Carbon S, Ireland A, Mungall CJ, Shu SQ, Marshall B, Lewis S, the AmiGO Hub, the Web Presence Working Group: AmiGO: online access to ontology and annotation data. Bioinformatics. 2009, 25: 288-289. 10.1093/bioinformatics/btn615.
Gasteiger E, Gattiker A, Hoogland C, Ivanyi I, Appel RD, Bairoch A: ExPASy: The proteomics server for in-depth protein knowledge and analysis. Nucleic Acids Res. 2003, 31: 3784-3788. 10.1093/nar/gkg563.
Rebhan M, Chalifa-Caspi V, Prilusky J, Lancet D: GeneCards: a novel functional genomics compendium with automated data mining and query reformulation support. Bioinformatics. 1998, 14: 656-664. 10.1093/bioinformatics/14.8.656.
Toyota M, Ahuja N, Ohe-Toyota M, Herman JG, Baylin SB, Issa JP: CpG island methylator phenotype in colorectal cancer. Proc Natl Acad Sci USA. 1999, 96: 8681-8686. 10.1073/pnas.96.15.8681.
Toyota M, Ohe-Toyota M, Ahuja N, Issa JP: Distinct genetic profiles in colorectal tumors with or without the CpG island methylator phenotype. Proc Natl Acad Sci USA. 2000, 97: 710-715. 10.1073/pnas.97.2.710.
Wang ET, Sandberg R, Luo S, Khrebtukova I, Zhang L, Mayr C, Kingsmore SF, Schroth GP, Burge CB: Alternative isoform regulation in human tissue transcriptomes. Nature. 2008, 456: 470-476. 10.1038/nature07509.
Hiller M, Szafranski K, Backofen R, Platzer M: Alternative splicing at NAGNAG acceptors: Simply noise or noise and more?. PLoS Genet. 2006, 2: 1944-
Sugnet CW, Kent WJ, Ares M, Haussler D: Transcriptome and genome conservation of alternative splicing events in humans and mice. Pac Symp Biocomput. 2004, 66-77.
Bengtsson H, Simpson K, Bullard J, Hansen K: aroma.affymetrix: A generic framework in R for analyzing small to very large Affymetrix data sets in bounded memory. Technical Report 745. 2008, Department of Statistics, University of California, Berkeley, [http://statistics.berkeley.edu/tech-reports/745.pdf]
Langfelder P, Horvath S: WGCNA: an R package for weighted correlation network analysis. BMC Bioinformatics. 2008, 9: 559-10.1186/1471-2105-9-559.
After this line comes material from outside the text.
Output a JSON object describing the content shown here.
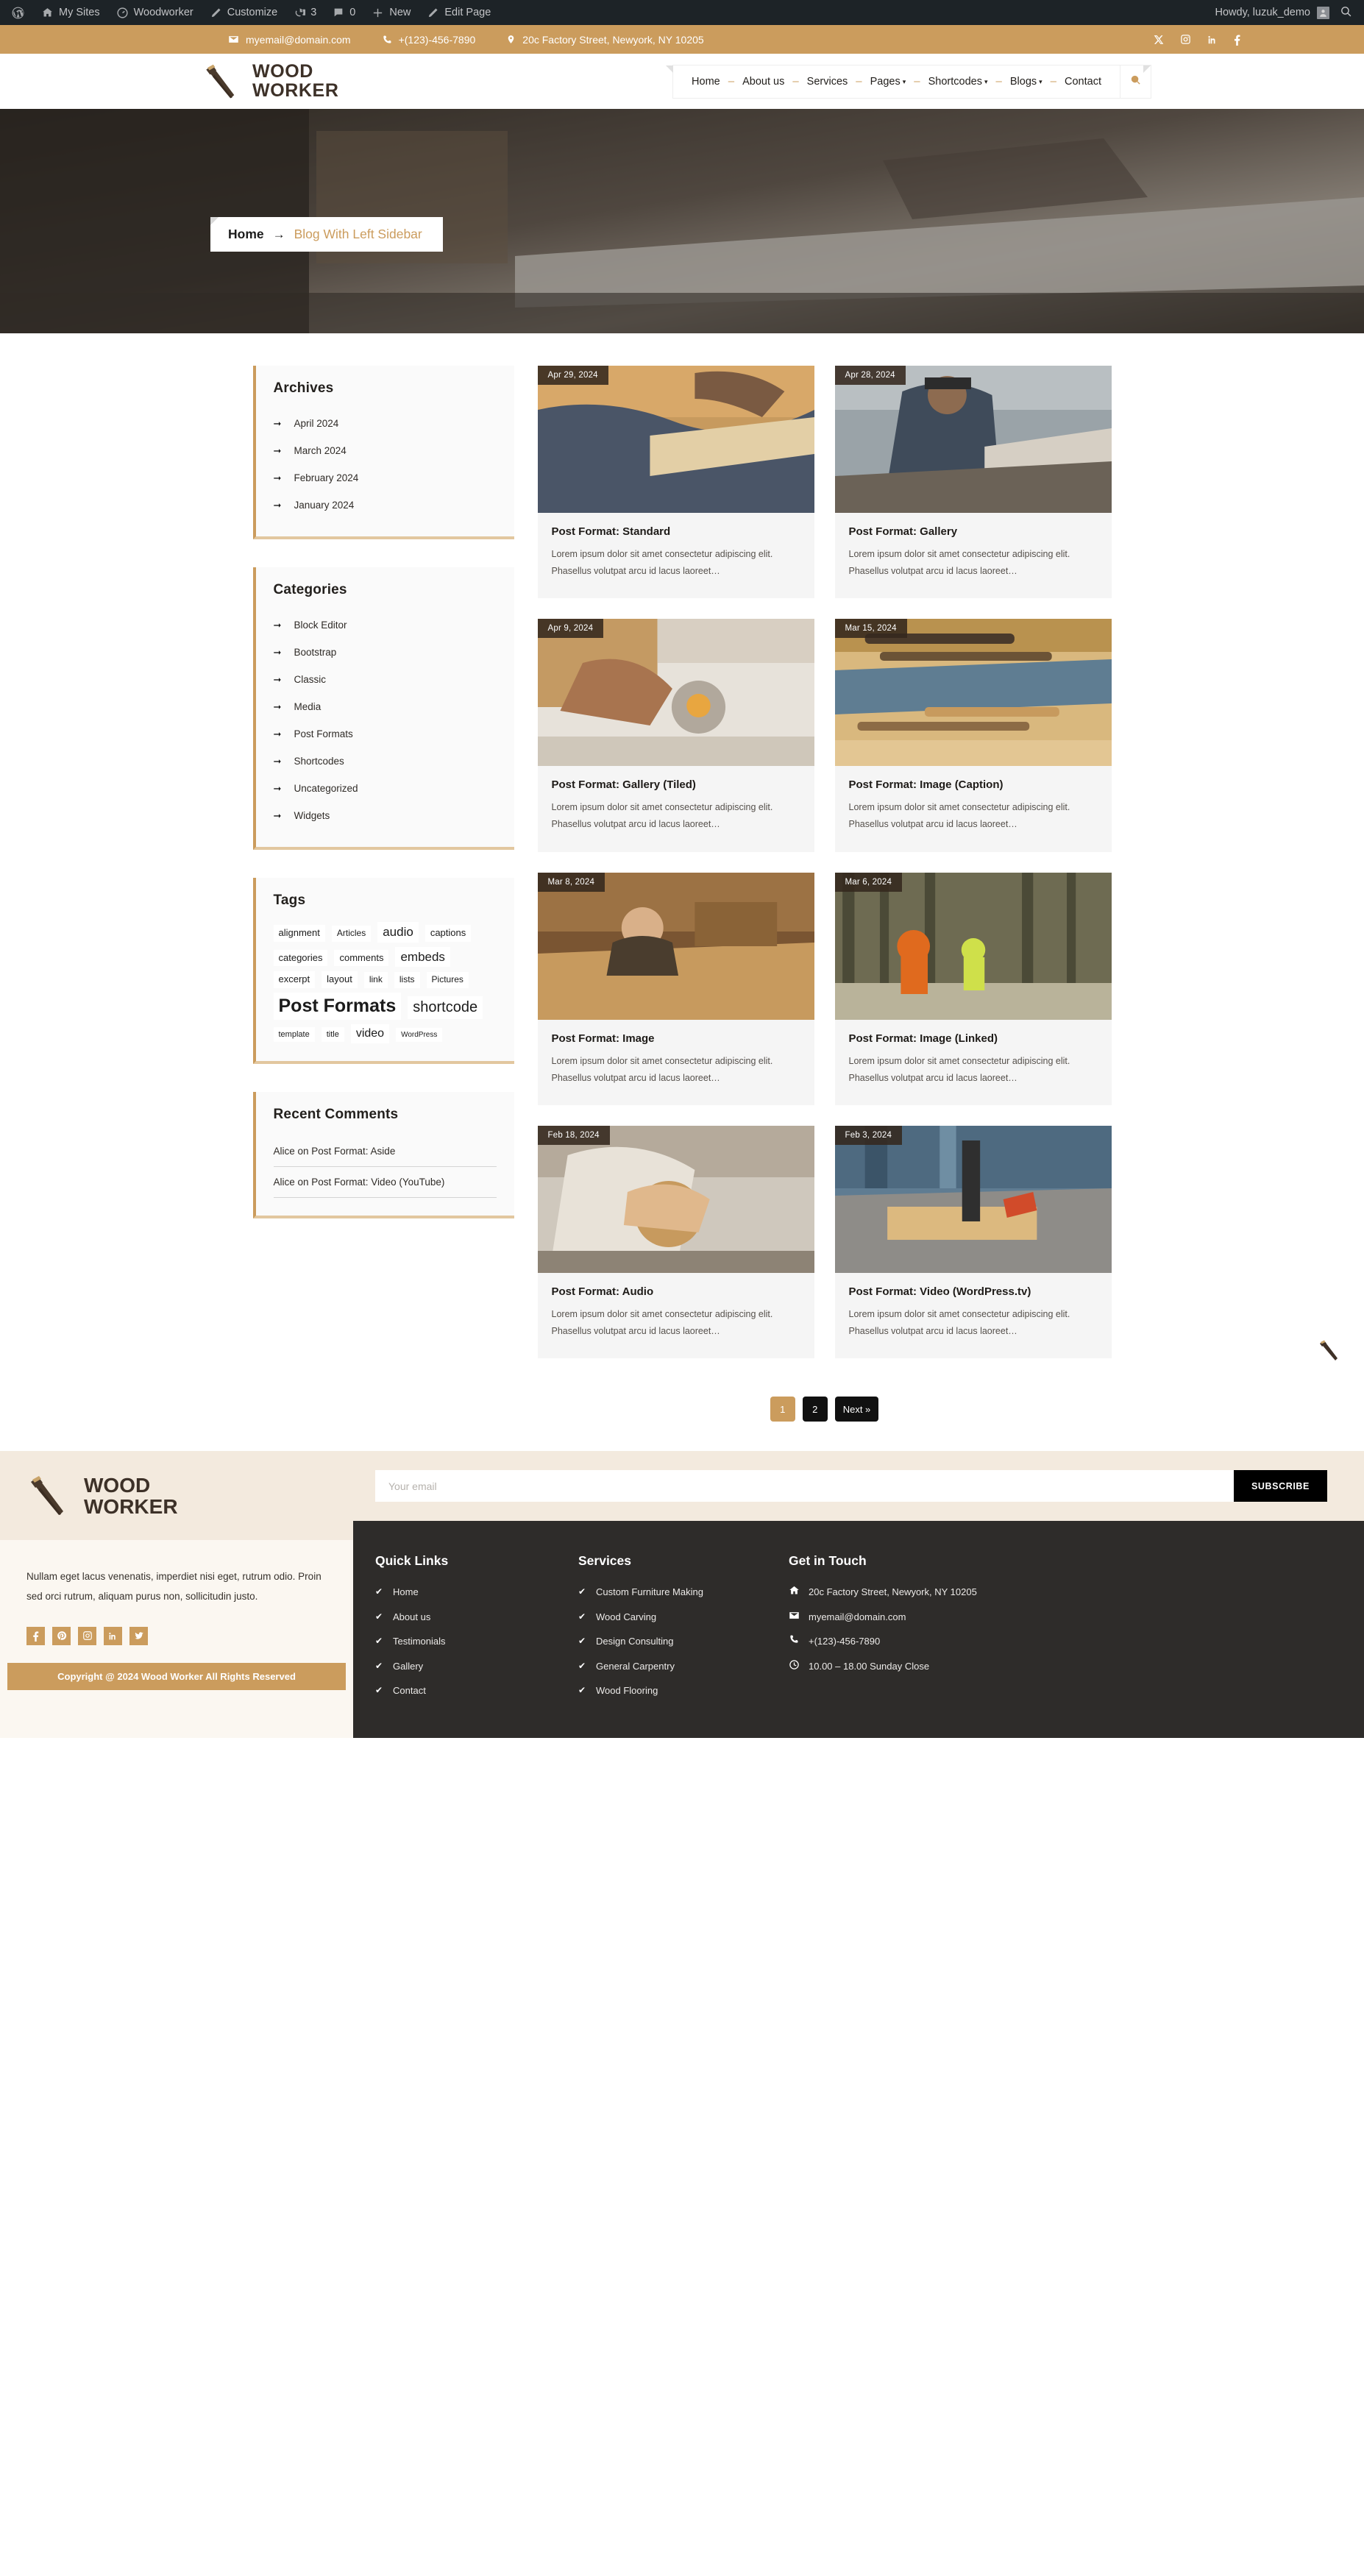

AS has a PhD grant from the Research Council at Rikshospitalet-Radiumhospitalet Health Enterprise (RAL). THÅ has a PhD grant from the Norwegian Cancer Society. The study has been financed by grants from the Norwegian Cancer Society (PR-2006-0442; RAL, PR-2007-0166; RIS).
AS and THÅ conducted the exon microarray experiments and data analyses, and AS drafted the manuscript. AN and TOR collected and contributed the clinical specimens and data. RAL and RIS conceived and directed the project. All authors participated in drafting the manuscript and have read and approved the final manuscript.
The authors declare that they have no competing interests.
Anita Sveen, Trude H Ågesen contributed equally to this work.